Tuesday, November 10, 2009


Alas, this is not my stack of firewood! (The photo comes to us thanks to our friends at Wikipedia)

In my dreams, I have such a stack. But first, wood must be split. Ever tried to split un-splittable wood? As in, the kind of wood so hard that a big, sharp axe bounces off and leaves nary a dent? After one of our neighbour's trees crashed into our yard during a wind storm two years ago, we had it cut into rounds with a big chainsaw (bigger than ours, wielded by someone bigger than I am). I'm not kidding when I say this stuff is un-splittable (the chainsaw wielder speculated the tree was something called ironwood, but that doesn't seem to match up with my best efforts at online identification). For nearly two years the rounds sat there getting nice and dry while we waited for more a more powerful tool than our axe.

Christmas elves last year delivered a lovely log-splitter, but then we got busy and realized we first needed to build a woodshed to keep the split wood dry, and then it was summer and we weren't really thinking about wood fires and the next thing we knew - November! Finally, yesterday we hauled all the rounds up to the new woodshed and started splitting. Whatever kind of wood it is - wow. Even the powerful splitter had trouble dealing with some of it. The innards of each log are stringy and tough and we had to put most of the logs through the torture treatment several times before we could pull or chop them apart! The bark runs horizontally in tough bands, so each log literally screamed when we put it in the splitter and the bark stretched until it snapped.
The logs aren't screaming now. They're burning slowly and evenly and throwing off a great deal of heat in the fireplace. Of course, the big logs (even split, they are hefty things) need some smaller stuff to keep them going, so we've been making our way through various brush piles that we've been accumulating since starting to prune the orchard way back in the spring. Slowly but surely, all those sticks and twigs and smaller branches we've been collecting all summer are disappearing into the fire and the brush piles are shrinking. My back is killing me, but my feet are warm!

Looking for motivation? Here are a link:
How to Stack Firewood (what, not everyone has random piles of sticks all over the place?)

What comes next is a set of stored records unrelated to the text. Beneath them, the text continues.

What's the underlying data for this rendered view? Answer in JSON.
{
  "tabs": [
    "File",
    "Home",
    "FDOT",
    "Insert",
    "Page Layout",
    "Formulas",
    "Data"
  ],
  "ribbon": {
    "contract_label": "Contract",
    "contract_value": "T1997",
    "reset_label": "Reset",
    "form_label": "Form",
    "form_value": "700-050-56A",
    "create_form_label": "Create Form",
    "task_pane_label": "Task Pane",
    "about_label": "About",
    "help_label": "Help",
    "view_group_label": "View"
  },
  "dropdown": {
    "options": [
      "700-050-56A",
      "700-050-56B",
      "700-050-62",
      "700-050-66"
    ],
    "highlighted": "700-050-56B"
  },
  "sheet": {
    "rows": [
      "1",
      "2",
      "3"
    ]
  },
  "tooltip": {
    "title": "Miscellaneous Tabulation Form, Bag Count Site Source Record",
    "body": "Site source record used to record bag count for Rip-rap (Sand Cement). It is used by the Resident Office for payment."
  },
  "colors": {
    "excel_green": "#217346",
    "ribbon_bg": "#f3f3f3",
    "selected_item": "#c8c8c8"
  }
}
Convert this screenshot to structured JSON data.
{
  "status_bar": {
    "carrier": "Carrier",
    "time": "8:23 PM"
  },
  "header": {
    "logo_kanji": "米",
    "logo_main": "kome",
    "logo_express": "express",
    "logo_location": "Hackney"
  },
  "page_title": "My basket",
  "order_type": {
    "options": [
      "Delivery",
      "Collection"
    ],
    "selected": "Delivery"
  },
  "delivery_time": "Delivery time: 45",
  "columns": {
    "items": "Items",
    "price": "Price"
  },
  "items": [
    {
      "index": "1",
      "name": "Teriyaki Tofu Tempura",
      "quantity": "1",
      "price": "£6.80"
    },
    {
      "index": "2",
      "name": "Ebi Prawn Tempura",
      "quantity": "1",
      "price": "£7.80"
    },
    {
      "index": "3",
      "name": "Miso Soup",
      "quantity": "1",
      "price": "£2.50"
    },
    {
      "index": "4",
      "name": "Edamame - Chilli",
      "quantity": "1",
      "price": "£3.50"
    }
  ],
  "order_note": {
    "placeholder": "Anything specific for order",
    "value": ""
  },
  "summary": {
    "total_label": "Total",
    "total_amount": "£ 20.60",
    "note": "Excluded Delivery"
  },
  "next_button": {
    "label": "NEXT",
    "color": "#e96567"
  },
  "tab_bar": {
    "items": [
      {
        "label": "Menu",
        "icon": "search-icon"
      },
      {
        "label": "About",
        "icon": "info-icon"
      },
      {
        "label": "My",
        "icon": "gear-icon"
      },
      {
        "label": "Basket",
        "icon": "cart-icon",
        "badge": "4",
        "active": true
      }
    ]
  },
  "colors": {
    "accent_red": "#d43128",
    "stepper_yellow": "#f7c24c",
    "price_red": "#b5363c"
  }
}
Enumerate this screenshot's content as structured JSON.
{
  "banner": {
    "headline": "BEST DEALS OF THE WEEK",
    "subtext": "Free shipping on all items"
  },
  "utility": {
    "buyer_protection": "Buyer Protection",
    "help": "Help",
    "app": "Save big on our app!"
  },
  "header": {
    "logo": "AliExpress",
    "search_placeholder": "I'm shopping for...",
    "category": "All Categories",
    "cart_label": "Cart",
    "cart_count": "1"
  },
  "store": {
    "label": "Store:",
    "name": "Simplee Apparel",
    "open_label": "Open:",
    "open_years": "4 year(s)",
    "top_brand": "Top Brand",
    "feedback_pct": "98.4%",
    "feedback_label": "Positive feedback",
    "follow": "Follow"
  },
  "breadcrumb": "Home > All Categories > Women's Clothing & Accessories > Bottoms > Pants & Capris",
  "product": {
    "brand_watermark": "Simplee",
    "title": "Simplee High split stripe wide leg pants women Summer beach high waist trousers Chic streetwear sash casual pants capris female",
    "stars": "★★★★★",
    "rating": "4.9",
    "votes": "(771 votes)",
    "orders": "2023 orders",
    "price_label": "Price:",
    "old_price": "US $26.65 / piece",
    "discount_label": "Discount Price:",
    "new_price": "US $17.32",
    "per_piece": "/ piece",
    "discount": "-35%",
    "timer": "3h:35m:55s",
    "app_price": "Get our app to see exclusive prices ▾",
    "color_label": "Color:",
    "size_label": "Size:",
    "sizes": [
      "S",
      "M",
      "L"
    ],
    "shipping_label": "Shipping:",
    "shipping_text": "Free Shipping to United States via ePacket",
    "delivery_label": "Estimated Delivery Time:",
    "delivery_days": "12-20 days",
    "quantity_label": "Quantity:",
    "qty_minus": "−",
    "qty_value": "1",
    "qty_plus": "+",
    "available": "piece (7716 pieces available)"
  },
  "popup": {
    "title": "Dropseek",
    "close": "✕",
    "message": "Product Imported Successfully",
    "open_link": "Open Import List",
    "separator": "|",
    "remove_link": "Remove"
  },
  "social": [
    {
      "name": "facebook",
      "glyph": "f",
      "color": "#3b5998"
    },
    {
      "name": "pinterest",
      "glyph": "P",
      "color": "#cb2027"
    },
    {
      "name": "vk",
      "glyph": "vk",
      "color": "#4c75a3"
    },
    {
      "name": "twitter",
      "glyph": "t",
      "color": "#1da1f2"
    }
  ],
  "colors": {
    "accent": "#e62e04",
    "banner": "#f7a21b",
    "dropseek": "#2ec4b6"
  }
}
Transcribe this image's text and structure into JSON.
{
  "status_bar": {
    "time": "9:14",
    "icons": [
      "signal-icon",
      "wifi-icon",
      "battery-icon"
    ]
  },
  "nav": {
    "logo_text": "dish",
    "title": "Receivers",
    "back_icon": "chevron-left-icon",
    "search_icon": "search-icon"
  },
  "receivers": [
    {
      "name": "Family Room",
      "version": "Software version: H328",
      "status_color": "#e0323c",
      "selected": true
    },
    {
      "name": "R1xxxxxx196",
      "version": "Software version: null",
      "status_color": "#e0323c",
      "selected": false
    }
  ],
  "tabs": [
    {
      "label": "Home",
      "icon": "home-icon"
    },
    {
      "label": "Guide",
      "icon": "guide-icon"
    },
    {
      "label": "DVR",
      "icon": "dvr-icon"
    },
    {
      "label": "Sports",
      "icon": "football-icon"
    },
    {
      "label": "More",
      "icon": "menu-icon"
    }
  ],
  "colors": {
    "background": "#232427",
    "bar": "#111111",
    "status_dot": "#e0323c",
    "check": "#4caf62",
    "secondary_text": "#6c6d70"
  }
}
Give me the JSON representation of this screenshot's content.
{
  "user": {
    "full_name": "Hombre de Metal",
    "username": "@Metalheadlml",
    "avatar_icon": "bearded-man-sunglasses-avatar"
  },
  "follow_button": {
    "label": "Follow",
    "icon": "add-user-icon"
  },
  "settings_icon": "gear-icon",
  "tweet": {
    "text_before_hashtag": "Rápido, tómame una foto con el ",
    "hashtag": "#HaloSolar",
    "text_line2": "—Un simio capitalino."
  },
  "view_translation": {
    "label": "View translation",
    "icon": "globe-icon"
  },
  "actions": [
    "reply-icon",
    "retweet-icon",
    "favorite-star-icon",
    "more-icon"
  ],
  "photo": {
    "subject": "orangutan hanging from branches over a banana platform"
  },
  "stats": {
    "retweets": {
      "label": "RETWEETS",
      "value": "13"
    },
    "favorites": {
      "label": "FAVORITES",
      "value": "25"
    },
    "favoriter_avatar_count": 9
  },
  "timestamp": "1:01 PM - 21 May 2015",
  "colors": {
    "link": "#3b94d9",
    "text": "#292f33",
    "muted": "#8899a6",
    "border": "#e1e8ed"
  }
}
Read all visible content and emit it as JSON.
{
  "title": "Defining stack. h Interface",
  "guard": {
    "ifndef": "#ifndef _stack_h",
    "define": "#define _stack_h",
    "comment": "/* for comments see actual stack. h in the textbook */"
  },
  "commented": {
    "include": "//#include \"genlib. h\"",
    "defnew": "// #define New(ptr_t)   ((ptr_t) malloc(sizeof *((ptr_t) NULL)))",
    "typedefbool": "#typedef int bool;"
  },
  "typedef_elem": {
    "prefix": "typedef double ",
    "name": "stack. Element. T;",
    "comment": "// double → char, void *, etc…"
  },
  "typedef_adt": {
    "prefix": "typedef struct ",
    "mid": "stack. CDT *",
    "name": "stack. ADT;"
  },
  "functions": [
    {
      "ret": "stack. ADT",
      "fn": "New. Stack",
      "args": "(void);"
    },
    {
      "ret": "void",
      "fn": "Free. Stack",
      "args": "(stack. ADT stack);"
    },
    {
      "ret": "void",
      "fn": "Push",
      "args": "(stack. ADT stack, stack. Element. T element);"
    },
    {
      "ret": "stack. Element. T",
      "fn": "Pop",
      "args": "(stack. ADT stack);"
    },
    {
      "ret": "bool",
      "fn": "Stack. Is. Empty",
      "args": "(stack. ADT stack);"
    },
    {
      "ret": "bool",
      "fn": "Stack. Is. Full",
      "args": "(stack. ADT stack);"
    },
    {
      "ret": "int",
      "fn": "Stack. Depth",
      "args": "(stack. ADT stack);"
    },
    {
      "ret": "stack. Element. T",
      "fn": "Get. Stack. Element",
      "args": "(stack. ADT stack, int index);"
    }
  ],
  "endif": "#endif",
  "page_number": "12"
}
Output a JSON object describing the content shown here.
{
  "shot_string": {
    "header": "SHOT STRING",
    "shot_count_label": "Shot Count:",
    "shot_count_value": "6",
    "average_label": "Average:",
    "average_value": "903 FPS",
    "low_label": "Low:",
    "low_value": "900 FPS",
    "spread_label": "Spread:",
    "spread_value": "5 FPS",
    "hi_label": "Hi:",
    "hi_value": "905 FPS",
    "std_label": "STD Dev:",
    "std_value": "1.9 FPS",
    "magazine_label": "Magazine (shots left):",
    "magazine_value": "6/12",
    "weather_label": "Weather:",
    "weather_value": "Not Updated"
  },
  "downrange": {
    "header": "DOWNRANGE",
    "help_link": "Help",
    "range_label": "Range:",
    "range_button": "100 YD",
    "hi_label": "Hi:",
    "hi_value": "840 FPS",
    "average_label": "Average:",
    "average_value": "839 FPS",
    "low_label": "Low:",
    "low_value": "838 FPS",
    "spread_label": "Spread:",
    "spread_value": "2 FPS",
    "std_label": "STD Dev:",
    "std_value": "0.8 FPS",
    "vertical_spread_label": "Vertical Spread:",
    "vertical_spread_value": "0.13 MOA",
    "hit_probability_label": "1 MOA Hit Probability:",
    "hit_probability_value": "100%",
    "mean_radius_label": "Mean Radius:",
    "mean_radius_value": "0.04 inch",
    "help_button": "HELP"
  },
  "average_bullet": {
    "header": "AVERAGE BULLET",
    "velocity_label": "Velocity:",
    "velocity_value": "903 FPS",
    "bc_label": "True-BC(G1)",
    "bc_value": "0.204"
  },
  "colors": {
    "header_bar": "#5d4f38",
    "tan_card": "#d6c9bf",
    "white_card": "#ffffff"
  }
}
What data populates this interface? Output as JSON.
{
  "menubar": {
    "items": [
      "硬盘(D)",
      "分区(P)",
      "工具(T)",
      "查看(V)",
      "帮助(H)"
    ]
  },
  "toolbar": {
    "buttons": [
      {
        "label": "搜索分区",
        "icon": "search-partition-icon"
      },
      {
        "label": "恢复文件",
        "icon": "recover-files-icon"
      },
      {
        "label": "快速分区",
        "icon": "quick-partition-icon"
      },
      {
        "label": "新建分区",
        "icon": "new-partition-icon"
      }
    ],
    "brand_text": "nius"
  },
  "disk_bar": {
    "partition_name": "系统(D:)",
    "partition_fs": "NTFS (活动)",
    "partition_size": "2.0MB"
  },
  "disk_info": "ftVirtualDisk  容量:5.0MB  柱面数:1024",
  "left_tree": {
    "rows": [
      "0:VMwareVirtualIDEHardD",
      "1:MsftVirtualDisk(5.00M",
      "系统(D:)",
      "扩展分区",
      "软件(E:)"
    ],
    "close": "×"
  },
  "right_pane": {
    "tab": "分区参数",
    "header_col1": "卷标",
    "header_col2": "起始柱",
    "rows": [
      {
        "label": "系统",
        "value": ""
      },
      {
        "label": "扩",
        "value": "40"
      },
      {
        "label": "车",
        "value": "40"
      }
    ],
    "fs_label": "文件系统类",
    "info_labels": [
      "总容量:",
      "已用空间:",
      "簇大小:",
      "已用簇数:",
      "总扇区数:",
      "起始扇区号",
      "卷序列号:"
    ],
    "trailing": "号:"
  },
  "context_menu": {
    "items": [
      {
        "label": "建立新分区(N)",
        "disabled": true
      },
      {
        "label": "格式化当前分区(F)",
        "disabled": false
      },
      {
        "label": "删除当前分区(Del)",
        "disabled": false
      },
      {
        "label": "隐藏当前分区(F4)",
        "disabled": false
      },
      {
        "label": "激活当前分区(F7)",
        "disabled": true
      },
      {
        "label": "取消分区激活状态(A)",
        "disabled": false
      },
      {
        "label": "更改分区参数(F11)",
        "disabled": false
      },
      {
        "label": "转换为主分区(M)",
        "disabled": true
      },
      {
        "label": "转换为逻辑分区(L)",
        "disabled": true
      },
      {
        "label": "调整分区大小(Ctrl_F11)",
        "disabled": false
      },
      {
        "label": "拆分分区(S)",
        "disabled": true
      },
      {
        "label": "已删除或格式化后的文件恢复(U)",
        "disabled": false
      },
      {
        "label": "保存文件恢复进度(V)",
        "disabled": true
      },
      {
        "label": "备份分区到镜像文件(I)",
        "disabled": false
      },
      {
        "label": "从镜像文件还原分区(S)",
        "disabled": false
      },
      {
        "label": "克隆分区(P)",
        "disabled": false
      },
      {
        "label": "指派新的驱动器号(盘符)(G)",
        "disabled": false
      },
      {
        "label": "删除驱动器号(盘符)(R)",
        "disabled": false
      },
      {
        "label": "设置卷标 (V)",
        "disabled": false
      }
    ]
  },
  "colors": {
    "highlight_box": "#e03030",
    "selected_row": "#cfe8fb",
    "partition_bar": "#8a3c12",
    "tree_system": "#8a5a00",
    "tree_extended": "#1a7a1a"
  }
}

1 comment:

  1. What a neat idea (the beehive wood stack)! I will certainly show this to my hubby - he spends a large portion of his life sawing, splitting and piling wood.....or, maybe I shouldn't show him this picture - too much like work!! Thanks for sharing. Michelle